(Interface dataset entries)
—————

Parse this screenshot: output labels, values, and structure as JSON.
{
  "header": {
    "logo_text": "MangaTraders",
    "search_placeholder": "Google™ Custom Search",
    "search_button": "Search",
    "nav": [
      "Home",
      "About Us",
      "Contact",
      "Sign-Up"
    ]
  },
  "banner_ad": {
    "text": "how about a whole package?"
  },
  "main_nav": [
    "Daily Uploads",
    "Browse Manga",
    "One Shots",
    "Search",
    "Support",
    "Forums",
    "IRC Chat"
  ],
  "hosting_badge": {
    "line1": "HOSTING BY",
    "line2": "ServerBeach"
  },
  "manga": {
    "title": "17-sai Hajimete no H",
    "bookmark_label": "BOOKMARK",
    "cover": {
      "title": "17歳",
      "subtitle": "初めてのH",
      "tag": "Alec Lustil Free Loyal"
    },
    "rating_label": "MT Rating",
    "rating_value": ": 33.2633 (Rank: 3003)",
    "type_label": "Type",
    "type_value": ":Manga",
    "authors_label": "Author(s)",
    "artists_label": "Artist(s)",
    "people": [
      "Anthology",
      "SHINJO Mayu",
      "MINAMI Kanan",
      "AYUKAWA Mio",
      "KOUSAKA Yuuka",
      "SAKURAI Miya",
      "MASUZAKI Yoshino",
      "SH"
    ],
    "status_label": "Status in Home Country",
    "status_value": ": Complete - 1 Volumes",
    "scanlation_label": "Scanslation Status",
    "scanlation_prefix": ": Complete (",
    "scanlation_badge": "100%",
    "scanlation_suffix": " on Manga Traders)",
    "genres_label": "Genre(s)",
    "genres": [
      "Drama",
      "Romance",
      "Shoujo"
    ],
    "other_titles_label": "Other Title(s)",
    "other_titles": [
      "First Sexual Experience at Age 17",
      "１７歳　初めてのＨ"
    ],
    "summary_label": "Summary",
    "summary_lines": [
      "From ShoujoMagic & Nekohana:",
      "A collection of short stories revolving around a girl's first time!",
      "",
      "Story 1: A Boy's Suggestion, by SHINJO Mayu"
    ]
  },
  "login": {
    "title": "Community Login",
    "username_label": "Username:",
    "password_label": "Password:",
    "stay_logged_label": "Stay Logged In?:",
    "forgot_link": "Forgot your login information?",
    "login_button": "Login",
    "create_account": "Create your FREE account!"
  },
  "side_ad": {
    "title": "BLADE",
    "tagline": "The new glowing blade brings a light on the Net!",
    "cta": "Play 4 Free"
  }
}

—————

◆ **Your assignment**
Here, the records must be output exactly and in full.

◆ **Finished task**
Parse this screenshot: output labels, values, and structure as JSON.
{
  "header": {
    "logo_text": "MangaTraders",
    "search_placeholder": "Google™ Custom Search",
    "search_button": "Search",
    "nav": [
      "Home",
      "About Us",
      "Contact",
      "Sign-Up"
    ]
  },
  "banner_ad": {
    "text": "how about a whole package?"
  },
  "main_nav": [
    "Daily Uploads",
    "Browse Manga",
    "One Shots",
    "Search",
    "Support",
    "Forums",
    "IRC Chat"
  ],
  "hosting_badge": {
    "line1": "HOSTING BY",
    "line2": "ServerBeach"
  },
  "manga": {
    "title": "17-sai Hajimete no H",
    "bookmark_label": "BOOKMARK",
    "cover": {
      "title": "17歳",
      "subtitle": "初めてのH",
      "tag": "Alec Lustil Free Loyal"
    },
    "rating_label": "MT Rating",
    "rating_value": ": 33.2633 (Rank: 3003)",
    "type_label": "Type",
    "type_value": ":Manga",
    "authors_label": "Author(s)",
    "artists_label": "Artist(s)",
    "people": [
      "Anthology",
      "SHINJO Mayu",
      "MINAMI Kanan",
      "AYUKAWA Mio",
      "KOUSAKA Yuuka",
      "SAKURAI Miya",
      "MASUZAKI Yoshino",
      "SH"
    ],
    "status_label": "Status in Home Country",
    "status_value": ": Complete - 1 Volumes",
    "scanlation_label": "Scanslation Status",
    "scanlation_prefix": ": Complete (",
    "scanlation_badge": "100%",
    "scanlation_suffix": " on Manga Traders)",
    "genres_label": "Genre(s)",
    "genres": [
      "Drama",
      "Romance",
      "Shoujo"
    ],
    "other_titles_label": "Other Title(s)",
    "other_titles": [
      "First Sexual Experience at Age 17",
      "１７歳　初めてのＨ"
    ],
    "summary_label": "Summary",
    "summary_lines": [
      "From ShoujoMagic & Nekohana:",
      "A collection of short stories revolving around a girl's first time!",
      "",
      "Story 1: A Boy's Suggestion, by SHINJO Mayu"
    ]
  },
  "login": {
    "title": "Community Login",
    "username_label": "Username:",
    "password_label": "Password:",
    "stay_logged_label": "Stay Logged In?:",
    "forgot_link": "Forgot your login information?",
    "login_button": "Login",
    "create_account": "Create your FREE account!"
  },
  "side_ad": {
    "title": "BLADE",
    "tagline": "The new glowing blade brings a light on the Net!",
    "cta": "Play 4 Free"
  }
}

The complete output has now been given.